Cell culture contamination ? - (Dec/10/2013 )
We have had something going on in our cell cultures lately and I have a hard time determining what it is. We are culturing breast cancer cell lines (with antibiotics in the media in routine).
It first started with a decrease in the cell proliferation rate. I would seed 2 millions cells in a flask and end up with more or less the same number few days later. Even though the flask looked confluent after harvesting and counting the net increase was almost zero.
I suspected a contamination, changed all media, cleaned everything thouroughly, stopped using the waterbath and started back from frozen stocks but still have the same problem.
The media's pH or turbidity never changed and I didn't see anything at high magnification on the microscope, so I ruled out bacteria, yeast and fungi.

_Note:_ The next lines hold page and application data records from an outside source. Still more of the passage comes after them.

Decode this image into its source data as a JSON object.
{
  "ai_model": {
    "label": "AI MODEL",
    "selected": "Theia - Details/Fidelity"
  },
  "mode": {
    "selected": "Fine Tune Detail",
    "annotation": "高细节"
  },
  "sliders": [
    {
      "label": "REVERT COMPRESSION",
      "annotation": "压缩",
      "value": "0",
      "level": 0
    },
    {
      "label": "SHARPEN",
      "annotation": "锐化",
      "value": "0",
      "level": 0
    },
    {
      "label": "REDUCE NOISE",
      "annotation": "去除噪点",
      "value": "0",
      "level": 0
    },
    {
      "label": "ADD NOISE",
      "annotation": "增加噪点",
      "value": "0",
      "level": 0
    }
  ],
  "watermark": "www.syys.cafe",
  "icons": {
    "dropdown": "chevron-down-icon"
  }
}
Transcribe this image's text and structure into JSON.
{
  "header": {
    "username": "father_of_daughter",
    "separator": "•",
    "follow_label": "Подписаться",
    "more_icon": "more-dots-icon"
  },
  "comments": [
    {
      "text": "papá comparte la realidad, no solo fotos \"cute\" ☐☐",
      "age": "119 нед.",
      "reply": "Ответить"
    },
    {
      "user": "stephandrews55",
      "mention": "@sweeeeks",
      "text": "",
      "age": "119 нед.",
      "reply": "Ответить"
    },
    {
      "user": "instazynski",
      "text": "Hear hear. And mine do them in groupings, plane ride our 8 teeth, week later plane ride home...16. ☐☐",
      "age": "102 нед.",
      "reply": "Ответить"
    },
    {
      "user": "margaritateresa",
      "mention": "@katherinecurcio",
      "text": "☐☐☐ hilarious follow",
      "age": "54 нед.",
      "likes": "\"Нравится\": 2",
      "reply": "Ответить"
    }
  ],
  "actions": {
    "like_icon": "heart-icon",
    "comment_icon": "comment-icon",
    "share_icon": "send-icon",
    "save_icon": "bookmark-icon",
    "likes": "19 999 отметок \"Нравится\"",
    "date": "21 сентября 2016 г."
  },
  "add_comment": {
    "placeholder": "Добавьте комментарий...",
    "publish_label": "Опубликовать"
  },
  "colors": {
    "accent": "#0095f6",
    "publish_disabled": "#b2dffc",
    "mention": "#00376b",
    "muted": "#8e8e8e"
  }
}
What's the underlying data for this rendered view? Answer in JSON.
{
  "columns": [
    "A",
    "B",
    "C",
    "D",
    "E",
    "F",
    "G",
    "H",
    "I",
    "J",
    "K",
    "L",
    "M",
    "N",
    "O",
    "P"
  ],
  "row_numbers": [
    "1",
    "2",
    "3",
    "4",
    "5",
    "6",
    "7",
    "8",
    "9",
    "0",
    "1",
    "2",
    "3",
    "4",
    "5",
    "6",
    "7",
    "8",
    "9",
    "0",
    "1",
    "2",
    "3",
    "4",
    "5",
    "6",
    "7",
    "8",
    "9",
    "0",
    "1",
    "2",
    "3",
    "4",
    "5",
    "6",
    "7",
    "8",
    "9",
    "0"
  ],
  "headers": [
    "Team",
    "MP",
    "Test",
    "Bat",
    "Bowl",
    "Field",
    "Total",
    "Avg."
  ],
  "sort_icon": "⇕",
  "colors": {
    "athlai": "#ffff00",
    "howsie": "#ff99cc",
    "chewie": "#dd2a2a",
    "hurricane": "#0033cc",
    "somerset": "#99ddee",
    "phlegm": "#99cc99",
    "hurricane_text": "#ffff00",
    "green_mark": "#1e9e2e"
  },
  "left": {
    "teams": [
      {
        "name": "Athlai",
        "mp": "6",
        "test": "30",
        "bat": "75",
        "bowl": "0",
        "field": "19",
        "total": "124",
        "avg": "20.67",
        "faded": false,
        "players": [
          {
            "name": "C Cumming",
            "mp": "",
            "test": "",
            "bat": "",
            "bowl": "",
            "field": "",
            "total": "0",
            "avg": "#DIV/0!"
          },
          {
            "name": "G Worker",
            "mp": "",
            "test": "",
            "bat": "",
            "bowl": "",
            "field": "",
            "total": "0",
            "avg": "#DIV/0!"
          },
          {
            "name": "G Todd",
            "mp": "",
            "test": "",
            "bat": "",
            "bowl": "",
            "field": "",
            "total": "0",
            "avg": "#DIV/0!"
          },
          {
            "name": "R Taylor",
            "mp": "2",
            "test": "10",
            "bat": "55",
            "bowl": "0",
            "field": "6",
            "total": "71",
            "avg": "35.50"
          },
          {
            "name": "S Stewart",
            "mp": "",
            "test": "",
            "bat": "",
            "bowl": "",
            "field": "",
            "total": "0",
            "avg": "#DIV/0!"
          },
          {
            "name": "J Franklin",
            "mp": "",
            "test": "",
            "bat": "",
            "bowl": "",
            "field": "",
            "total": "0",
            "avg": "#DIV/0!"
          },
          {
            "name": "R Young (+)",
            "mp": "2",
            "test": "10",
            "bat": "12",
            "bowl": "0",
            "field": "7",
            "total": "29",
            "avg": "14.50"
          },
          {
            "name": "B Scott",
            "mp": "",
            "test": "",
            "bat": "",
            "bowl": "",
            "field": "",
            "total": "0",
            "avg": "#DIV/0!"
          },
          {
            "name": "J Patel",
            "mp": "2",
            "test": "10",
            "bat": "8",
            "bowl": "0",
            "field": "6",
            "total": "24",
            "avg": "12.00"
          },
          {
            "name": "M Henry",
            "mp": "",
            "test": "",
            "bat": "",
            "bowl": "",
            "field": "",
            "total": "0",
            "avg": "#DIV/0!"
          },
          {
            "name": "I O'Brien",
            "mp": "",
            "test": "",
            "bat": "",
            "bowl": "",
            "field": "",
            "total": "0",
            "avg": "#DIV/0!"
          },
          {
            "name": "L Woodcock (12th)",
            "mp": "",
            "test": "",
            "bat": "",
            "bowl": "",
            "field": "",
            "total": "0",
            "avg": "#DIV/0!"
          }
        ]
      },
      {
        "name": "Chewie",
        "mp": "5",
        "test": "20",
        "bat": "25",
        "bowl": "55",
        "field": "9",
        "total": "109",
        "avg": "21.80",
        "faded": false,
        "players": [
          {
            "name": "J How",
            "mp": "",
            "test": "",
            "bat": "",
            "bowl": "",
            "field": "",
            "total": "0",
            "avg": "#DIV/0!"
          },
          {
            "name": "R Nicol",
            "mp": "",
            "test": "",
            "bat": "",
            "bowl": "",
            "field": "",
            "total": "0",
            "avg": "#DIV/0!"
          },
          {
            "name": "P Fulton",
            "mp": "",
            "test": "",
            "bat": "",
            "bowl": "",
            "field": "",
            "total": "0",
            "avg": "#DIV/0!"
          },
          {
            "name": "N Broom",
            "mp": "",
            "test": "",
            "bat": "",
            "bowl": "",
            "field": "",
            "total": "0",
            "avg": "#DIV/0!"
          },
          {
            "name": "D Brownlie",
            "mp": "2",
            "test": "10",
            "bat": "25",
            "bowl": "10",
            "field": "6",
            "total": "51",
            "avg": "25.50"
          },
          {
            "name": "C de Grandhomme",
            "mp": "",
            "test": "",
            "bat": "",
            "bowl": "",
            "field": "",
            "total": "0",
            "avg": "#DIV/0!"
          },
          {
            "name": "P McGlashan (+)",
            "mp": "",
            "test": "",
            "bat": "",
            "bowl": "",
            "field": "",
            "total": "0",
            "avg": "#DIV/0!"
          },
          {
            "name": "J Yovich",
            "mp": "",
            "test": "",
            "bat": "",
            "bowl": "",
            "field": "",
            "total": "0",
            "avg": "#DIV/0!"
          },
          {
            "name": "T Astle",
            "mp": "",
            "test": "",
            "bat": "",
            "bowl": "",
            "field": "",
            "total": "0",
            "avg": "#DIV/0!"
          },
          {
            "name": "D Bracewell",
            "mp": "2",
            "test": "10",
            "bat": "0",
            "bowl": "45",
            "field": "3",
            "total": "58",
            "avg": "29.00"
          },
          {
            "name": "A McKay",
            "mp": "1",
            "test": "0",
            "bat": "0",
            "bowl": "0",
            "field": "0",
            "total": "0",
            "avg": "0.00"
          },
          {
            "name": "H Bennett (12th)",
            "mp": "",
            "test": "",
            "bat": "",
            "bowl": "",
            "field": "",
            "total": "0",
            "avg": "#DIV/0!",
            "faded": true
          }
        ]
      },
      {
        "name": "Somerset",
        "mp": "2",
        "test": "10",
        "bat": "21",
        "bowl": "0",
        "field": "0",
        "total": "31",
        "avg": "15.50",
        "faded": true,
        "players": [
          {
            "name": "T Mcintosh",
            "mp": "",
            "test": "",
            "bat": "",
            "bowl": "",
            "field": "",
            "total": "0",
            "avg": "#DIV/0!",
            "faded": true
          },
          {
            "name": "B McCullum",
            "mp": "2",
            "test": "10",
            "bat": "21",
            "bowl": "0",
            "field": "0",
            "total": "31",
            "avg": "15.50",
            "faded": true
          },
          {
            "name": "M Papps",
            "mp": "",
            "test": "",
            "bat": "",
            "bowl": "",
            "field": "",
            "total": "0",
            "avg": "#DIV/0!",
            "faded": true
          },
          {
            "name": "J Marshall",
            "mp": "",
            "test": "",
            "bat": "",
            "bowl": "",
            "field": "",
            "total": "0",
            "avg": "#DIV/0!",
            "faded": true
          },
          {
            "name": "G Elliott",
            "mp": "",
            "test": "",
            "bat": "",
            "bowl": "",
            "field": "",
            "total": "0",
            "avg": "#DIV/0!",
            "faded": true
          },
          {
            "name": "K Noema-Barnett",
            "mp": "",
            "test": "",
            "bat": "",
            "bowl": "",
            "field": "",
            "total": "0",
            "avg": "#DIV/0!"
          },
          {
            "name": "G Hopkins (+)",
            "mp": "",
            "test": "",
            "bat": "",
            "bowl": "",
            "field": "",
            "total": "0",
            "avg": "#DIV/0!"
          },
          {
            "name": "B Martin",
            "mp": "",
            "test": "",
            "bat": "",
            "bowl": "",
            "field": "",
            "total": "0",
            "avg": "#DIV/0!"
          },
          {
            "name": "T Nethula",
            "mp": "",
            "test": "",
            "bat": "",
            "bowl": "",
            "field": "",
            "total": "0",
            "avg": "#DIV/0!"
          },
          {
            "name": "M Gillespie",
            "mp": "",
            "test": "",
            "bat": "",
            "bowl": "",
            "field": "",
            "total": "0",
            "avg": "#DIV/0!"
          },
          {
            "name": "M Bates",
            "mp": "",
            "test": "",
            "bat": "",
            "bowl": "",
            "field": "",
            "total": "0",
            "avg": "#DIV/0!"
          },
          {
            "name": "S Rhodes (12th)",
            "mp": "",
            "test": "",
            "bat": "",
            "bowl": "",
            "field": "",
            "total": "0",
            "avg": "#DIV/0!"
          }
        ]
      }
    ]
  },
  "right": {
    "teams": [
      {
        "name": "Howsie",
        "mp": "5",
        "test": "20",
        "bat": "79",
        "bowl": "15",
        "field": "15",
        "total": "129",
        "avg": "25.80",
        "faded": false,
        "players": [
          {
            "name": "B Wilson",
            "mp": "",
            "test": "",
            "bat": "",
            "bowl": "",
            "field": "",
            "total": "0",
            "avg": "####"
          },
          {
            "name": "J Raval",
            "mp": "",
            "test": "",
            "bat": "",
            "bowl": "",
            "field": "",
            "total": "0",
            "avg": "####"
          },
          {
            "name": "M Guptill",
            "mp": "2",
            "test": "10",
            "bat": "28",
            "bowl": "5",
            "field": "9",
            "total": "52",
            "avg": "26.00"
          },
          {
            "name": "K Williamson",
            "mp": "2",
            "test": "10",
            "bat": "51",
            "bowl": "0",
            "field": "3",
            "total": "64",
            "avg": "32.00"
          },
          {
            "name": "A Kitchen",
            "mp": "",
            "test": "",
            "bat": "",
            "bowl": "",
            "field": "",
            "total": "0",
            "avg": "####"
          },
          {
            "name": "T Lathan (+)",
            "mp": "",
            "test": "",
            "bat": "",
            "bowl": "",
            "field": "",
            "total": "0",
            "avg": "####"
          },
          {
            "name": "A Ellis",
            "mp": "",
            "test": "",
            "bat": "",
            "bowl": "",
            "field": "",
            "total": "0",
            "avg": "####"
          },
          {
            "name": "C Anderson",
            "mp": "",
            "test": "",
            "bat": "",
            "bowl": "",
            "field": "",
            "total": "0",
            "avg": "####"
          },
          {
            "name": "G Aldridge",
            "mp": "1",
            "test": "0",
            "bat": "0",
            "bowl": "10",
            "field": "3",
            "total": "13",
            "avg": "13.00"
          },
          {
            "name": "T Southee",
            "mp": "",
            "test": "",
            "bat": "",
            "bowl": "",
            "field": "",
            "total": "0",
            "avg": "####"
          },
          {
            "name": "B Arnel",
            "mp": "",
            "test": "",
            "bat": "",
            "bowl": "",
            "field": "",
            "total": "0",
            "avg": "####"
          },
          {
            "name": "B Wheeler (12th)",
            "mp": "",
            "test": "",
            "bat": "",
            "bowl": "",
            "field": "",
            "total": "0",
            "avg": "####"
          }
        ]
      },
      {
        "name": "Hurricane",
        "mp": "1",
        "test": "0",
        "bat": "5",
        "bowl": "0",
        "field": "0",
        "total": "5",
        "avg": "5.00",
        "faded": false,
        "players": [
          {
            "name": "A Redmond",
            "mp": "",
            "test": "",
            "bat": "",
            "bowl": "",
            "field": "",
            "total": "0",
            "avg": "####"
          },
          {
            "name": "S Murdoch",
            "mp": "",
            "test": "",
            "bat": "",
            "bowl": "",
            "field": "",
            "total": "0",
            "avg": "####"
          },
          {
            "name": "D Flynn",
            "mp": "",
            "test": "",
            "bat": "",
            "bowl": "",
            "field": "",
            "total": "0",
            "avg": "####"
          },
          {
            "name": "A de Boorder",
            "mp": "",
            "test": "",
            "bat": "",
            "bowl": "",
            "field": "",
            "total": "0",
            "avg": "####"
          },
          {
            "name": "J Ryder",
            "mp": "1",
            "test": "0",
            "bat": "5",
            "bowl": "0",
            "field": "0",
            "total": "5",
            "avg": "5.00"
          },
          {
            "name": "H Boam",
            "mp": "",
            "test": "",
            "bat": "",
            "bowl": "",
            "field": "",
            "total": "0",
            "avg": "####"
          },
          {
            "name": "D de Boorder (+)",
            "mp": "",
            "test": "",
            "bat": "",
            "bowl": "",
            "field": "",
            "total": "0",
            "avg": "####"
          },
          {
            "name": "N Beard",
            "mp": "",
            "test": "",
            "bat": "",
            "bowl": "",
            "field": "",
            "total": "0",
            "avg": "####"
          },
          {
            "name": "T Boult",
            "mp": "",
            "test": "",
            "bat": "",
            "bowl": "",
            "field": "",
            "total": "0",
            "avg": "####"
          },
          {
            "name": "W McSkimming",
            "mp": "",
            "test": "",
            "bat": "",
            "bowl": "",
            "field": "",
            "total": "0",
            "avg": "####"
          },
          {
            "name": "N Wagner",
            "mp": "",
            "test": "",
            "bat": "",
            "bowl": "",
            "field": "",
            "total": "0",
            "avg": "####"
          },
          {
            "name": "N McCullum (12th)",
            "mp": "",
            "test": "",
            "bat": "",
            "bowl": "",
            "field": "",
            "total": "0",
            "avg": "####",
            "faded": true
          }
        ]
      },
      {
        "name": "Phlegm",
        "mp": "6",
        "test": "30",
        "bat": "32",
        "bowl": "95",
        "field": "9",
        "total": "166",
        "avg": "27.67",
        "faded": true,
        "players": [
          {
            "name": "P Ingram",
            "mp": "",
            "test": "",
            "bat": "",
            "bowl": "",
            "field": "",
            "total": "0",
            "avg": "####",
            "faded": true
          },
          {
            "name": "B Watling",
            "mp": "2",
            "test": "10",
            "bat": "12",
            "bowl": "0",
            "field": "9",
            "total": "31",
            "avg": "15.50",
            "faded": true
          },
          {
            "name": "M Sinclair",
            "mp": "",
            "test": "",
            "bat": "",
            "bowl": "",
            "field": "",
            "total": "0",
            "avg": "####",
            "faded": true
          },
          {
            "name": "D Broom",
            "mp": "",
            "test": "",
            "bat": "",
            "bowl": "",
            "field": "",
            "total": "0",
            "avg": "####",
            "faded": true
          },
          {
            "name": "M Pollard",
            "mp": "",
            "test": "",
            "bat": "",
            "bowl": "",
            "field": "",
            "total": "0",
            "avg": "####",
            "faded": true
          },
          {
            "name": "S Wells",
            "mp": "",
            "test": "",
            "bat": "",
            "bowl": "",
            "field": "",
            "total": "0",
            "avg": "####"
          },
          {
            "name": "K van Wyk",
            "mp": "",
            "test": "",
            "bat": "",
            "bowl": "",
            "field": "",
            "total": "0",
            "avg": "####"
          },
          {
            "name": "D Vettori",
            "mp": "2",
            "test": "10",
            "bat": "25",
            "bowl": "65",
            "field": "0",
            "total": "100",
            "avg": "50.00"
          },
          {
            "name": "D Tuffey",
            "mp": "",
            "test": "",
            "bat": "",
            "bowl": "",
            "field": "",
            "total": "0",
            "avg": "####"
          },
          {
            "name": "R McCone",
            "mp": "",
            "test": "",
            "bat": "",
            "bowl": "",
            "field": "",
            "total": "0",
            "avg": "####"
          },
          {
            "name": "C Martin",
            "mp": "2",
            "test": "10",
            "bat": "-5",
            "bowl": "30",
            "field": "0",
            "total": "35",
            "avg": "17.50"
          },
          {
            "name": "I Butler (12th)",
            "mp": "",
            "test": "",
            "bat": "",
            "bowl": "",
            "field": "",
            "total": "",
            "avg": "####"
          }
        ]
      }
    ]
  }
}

Mycoplasma infection was fitting the poor proliferation rate (these cells are supposed to be highly proliferative) so I started treatment with BM cyclin for mycoplasma and sent the cells for testing. The test came back negative but the cells are still behaving the same. Then I noticed that if I look at the flask at high magnification after harvesting the cells from it, I see some clumps of dead cells, together with cell debris and a lot of what seems to be cells "skeleton" or cells emptied from their content and little things moving around the cells remnants. I only see that on the flask after the cells have been harvested and never on the flask before harvesting the cells. Could it be intracellular bacteria that are released in the media from dead/contaminated cells upon harvesting? I incubated the cells in antibiotics free media but so far there have been no change in the media's pH or turbidity and nothing can be seen on the scope (but it's just been 24 hours).
I would love to get your feedbacks, since I am running out of ideas and don't know how to take it from there. I would love to test a different antibiotics combo (other than pen/strep) and was wondering what you would recommend.
Thanks in advance for your help!
It could be a number of things. Could you post a photo of the cells as they appear down the microscope, and a photo of the "skeletons".
Are these a primary/non immortal line? Has your batch of FBS changed recently?
They are immortalized cells. We haven't changed our FBS source (same ref, same lot number).
I don't have a pic of the "skeletons" but will try to get one next time I harvest the cells which is the only time I see them floating in the flask once I remove the cell suspension.
I am attaching a pic of the cells. I am wondering what are the punctuation that we see in the cells (they don't move and are refringent)?
The media in the flask where the cells grow in antibiotic free media is still clear after 48 hours, although slightly orange (but the cells are approching confluency). No obvious sign of infection is seen upon inspection of the cells. The cells have the same aspect as the ones growing in media + pen/strep.
Thanks for your feedbacks!
The cells look fine. The refringent dots in the nuclei are nucleoli, dots in the cytoplasm are probably endoplasmic reticuluum or golgi apparatus, but could also be cell-associated bacteria (unlikely unless they proliferate).
Do you prepare your own medium (i.e. do you buy pre-made medium or not)? Are you adding any additives like L-glutamine to the medium? Do you have phenol-red in your medium (breast cells are usually estrogen senstive, phenol red is an estrogen analogue...internalization of the estrogen receptor will slow growth rates)? Have you checked the CO2 concentration of the incubator? Does the medium appear to be buffering correctly in the incubator (incubate some with no cells)?
We buy pre-made medium (with phenol red and glutamax) and add non essential amino acid, FBS and pen/strep (everything is aliquoted). I've tried adding beta estradiol since it is supposed to increase cell proliferation on these cells (they are estrogen receptor positive) but it didn't make a difference.
Haven't physically checked the CO2 concentration in the incubator, the probe indicates the expected CO2%. Haven't check the buffering capacity of medium with no cells. Will do that next! Thanks for the tips!
That's unusual, ER+ cells (e.g. MCF7) usually have a slower growth rate if the receptor is activated and internalized.
A lot of the breast lines are supposed to be grown with insulin too. Though I must admit that I haven't had any problems with the MCF group with regards to this.